STUDY MATERIAL Block Start
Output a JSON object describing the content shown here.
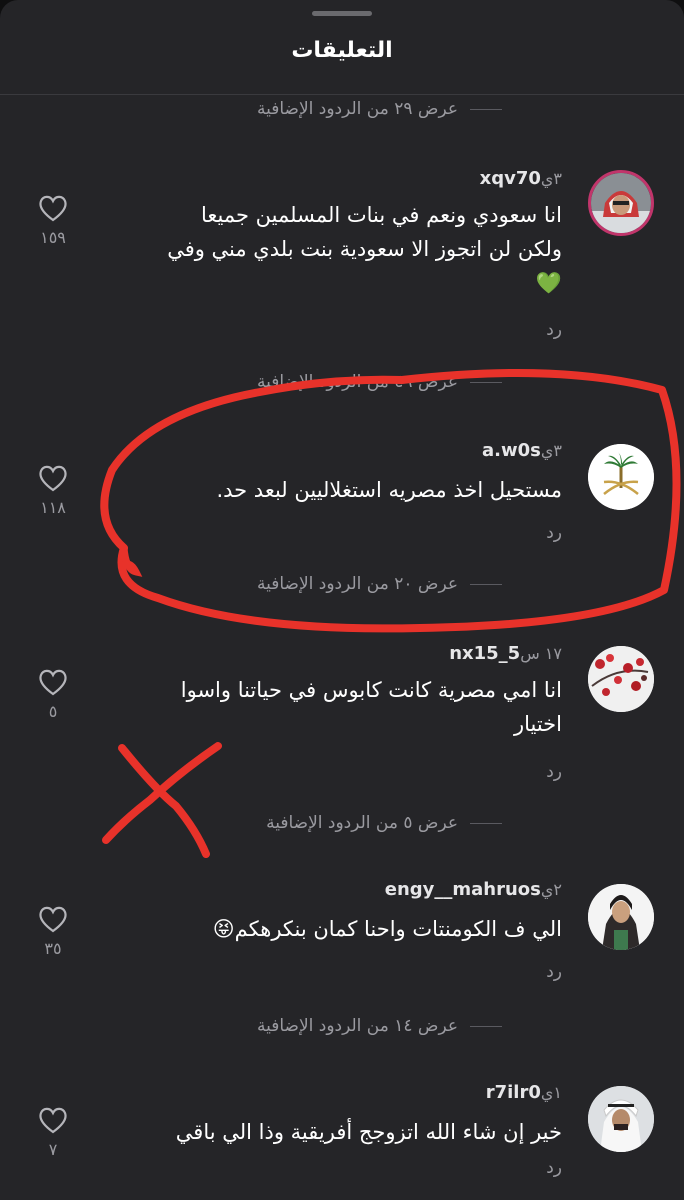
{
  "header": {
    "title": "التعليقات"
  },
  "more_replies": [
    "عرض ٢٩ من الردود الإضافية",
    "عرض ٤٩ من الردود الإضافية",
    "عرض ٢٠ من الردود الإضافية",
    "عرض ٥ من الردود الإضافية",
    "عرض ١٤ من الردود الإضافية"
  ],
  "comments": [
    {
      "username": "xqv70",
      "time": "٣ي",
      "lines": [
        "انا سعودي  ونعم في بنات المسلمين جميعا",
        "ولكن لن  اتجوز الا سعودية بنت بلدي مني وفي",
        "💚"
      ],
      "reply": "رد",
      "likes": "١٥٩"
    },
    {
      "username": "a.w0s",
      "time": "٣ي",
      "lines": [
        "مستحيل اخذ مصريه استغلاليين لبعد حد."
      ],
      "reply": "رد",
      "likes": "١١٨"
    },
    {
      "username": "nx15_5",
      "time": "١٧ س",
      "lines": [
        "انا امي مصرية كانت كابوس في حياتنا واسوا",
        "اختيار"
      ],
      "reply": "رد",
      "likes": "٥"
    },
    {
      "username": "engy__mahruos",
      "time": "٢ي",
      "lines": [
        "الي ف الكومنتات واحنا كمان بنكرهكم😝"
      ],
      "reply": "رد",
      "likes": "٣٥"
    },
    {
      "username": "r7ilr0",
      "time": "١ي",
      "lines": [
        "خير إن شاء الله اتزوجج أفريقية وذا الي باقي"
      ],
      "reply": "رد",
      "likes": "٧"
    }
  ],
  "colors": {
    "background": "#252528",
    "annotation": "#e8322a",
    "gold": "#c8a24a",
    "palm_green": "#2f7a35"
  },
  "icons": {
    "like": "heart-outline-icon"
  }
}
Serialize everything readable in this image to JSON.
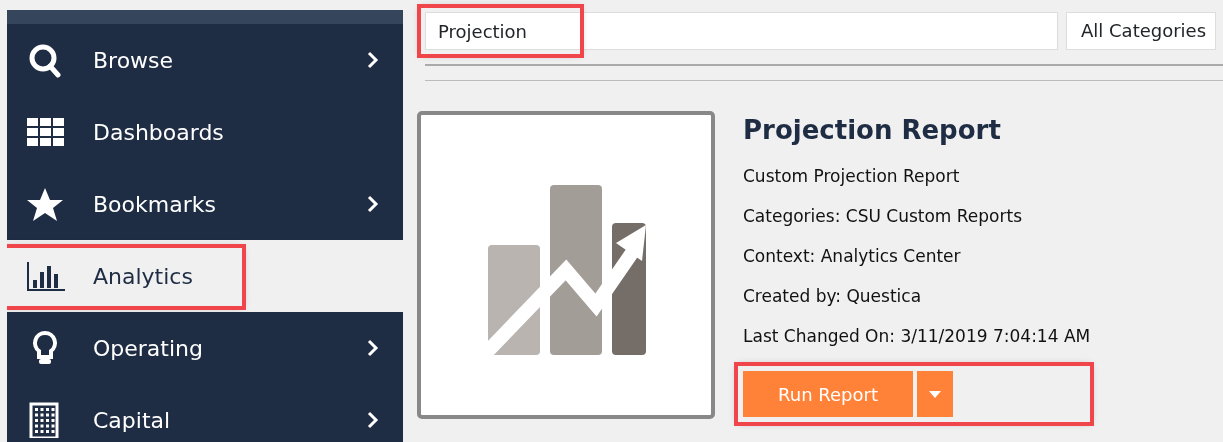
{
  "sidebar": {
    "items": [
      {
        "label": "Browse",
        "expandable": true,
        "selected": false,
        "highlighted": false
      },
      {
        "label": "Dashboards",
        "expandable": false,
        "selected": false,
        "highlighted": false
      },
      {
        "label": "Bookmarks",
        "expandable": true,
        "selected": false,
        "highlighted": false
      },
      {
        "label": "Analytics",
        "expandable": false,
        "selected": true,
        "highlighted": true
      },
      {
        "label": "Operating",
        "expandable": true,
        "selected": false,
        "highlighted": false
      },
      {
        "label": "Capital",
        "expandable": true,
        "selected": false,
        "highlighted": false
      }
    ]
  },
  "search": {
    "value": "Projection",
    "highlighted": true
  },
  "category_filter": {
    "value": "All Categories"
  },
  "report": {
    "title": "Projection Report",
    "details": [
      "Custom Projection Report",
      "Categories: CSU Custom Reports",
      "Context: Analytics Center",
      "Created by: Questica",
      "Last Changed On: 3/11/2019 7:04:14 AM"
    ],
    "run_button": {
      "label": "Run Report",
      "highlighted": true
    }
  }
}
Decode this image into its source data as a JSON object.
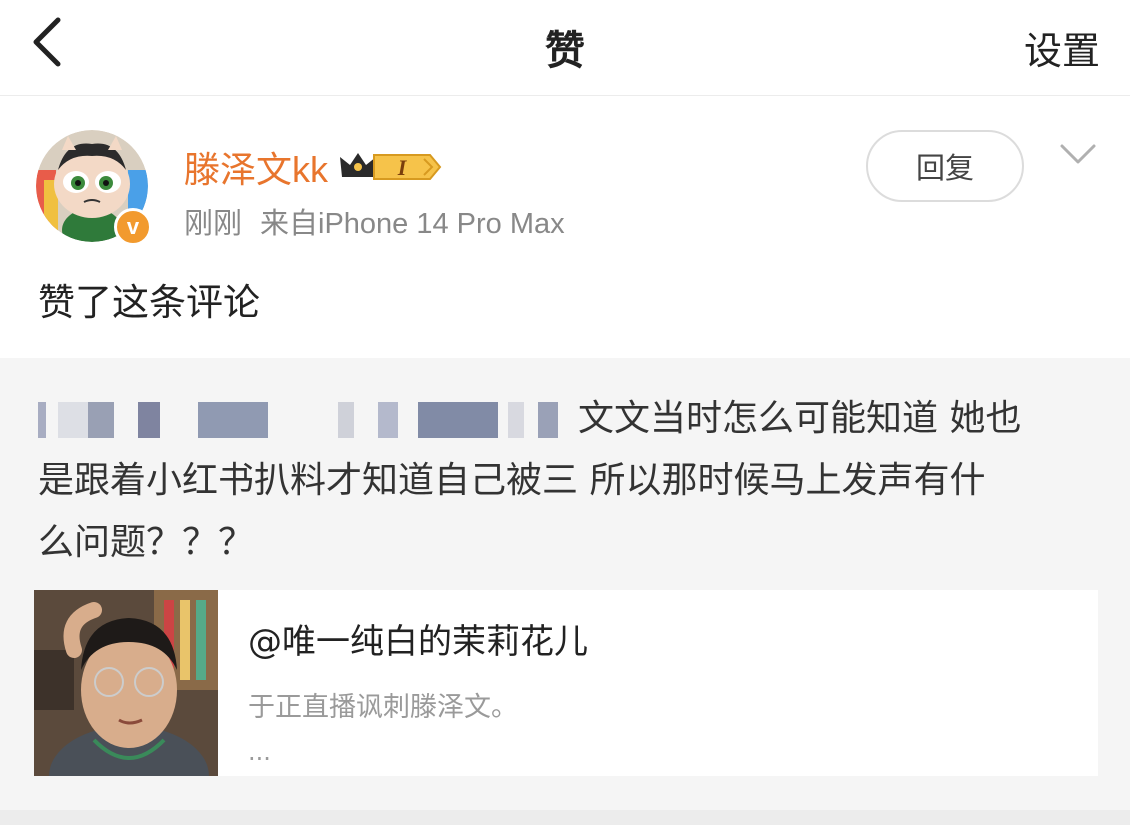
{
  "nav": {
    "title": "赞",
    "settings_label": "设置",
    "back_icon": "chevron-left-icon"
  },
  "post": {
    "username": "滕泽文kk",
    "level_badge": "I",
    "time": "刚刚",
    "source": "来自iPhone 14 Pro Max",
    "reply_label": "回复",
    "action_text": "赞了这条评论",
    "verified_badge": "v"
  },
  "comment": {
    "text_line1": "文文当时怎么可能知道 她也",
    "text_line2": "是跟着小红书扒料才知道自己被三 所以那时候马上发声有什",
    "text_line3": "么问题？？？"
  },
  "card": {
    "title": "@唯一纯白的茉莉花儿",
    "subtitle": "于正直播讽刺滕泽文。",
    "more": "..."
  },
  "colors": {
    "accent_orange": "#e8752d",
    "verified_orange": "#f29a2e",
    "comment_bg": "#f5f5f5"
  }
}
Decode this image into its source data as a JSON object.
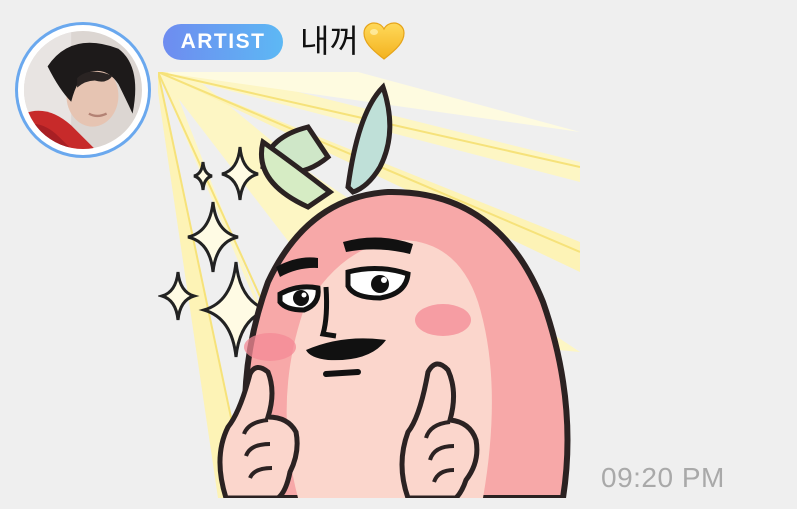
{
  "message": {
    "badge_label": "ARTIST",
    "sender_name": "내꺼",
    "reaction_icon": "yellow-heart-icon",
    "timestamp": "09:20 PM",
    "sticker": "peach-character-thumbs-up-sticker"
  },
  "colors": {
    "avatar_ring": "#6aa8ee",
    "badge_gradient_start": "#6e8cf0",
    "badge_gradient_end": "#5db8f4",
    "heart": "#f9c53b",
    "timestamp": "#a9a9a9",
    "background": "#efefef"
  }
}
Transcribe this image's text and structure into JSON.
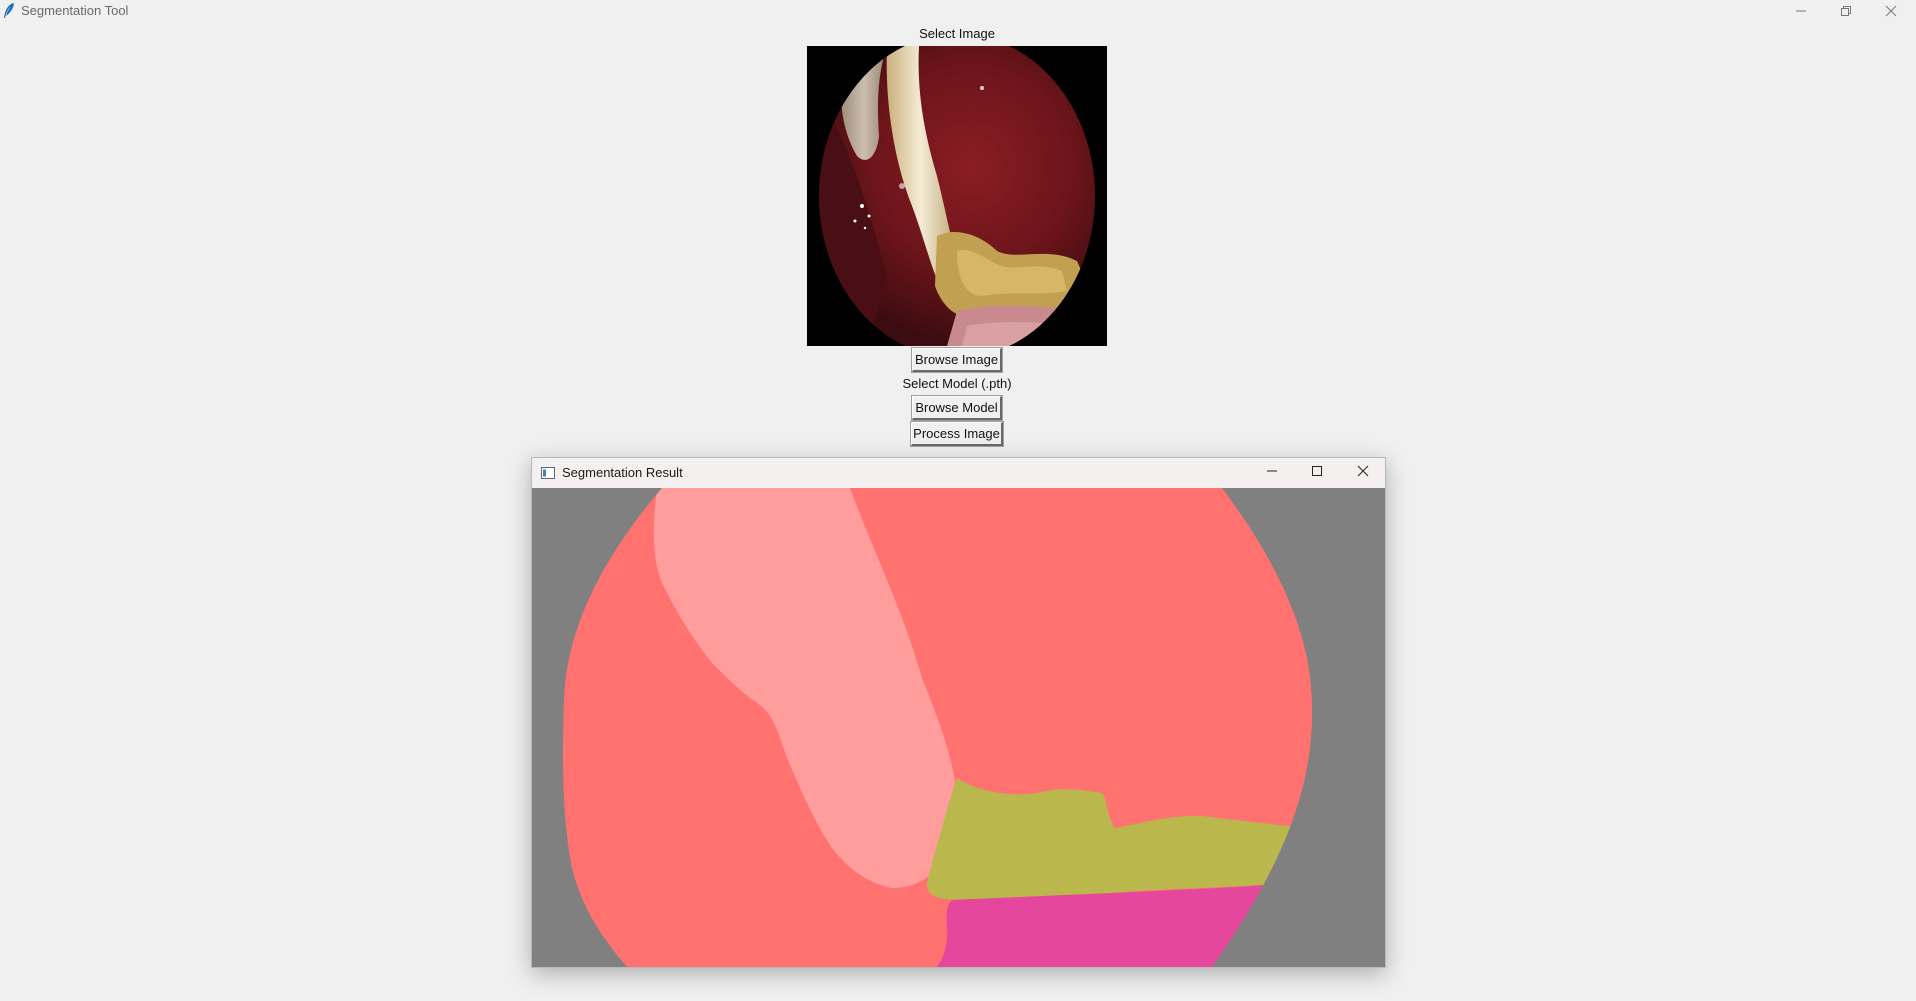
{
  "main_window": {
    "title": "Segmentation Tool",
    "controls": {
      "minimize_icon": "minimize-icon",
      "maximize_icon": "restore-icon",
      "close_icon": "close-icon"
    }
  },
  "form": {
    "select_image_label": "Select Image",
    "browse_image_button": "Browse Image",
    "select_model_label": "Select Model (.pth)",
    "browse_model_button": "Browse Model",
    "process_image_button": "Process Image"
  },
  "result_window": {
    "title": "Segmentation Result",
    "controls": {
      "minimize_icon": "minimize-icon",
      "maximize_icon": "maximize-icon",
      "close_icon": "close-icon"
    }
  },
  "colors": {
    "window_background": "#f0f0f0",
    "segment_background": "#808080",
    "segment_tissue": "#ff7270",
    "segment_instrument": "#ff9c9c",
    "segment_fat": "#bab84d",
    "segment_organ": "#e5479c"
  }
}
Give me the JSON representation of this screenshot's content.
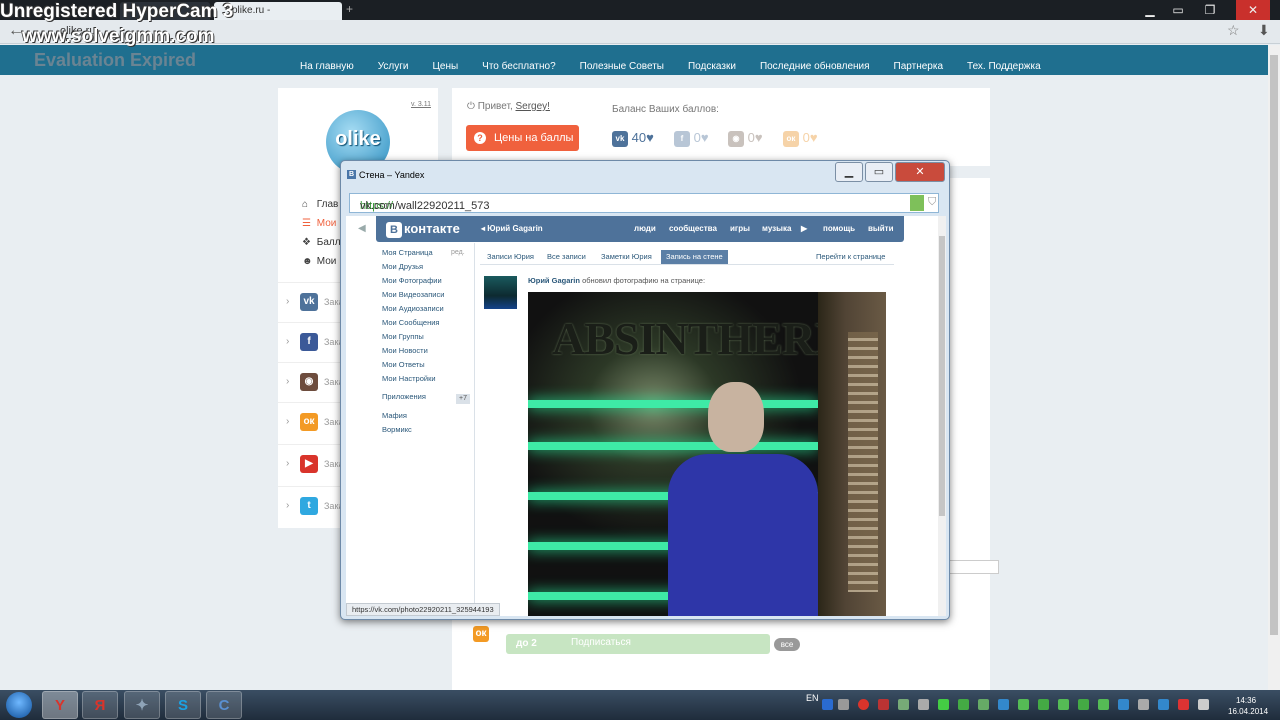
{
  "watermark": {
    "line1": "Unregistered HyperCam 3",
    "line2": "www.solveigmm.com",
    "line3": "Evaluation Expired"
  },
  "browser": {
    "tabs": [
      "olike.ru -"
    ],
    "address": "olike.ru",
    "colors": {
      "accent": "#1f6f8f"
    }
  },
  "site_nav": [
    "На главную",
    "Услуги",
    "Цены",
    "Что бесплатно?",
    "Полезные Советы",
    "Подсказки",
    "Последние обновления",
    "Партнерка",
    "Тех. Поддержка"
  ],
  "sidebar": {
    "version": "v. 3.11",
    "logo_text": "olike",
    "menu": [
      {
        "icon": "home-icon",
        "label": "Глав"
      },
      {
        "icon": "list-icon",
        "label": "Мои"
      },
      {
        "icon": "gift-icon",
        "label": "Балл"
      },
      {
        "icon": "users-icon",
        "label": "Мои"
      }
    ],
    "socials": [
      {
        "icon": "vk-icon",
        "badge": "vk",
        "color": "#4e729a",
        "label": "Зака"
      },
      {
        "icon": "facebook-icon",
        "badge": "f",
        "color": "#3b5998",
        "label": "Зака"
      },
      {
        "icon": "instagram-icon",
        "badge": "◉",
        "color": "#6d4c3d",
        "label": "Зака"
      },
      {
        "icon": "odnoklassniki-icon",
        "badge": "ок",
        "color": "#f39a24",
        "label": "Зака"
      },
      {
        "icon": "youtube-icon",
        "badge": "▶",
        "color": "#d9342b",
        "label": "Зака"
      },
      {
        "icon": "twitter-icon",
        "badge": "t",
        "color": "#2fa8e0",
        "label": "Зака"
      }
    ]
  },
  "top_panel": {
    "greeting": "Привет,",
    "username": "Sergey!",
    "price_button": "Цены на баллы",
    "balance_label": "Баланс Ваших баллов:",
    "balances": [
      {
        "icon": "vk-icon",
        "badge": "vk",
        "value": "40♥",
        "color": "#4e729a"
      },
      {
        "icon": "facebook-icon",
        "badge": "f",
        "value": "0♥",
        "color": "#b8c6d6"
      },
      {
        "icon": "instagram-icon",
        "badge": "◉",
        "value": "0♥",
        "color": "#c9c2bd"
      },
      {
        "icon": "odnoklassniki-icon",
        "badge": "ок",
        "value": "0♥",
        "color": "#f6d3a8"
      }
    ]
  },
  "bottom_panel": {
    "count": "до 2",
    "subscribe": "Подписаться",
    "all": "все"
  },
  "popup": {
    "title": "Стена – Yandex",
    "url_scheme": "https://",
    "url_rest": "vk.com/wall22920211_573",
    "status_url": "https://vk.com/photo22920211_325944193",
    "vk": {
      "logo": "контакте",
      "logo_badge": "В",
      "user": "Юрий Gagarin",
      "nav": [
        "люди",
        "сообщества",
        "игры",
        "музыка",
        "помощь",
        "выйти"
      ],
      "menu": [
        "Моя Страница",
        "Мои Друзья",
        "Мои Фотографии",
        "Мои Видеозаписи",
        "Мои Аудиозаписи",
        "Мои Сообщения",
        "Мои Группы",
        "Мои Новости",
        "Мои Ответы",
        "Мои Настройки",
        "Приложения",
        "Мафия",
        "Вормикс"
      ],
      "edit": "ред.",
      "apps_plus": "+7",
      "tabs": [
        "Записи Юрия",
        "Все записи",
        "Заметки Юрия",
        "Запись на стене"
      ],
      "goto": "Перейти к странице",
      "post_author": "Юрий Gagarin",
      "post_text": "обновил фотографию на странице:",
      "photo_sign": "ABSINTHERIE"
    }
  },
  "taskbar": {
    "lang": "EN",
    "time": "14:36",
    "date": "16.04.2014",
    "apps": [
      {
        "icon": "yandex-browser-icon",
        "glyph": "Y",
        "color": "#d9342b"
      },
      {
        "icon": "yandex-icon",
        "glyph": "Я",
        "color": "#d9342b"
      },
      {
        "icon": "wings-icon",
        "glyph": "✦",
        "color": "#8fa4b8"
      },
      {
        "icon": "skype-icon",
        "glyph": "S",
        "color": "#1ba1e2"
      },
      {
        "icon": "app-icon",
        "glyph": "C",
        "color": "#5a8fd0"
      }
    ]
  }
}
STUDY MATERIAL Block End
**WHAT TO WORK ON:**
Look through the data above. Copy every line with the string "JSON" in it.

**PROBLEM SOLUTION:**
Output a JSON object describing the content shown here.
Serialize everything readable in this image to JSON.
Decode this image into its source data as a JSON object.
Decode this image into its source data as a JSON object.
Transcribe this image's text and structure into JSON.
Give me the JSON representation of this screenshot's content.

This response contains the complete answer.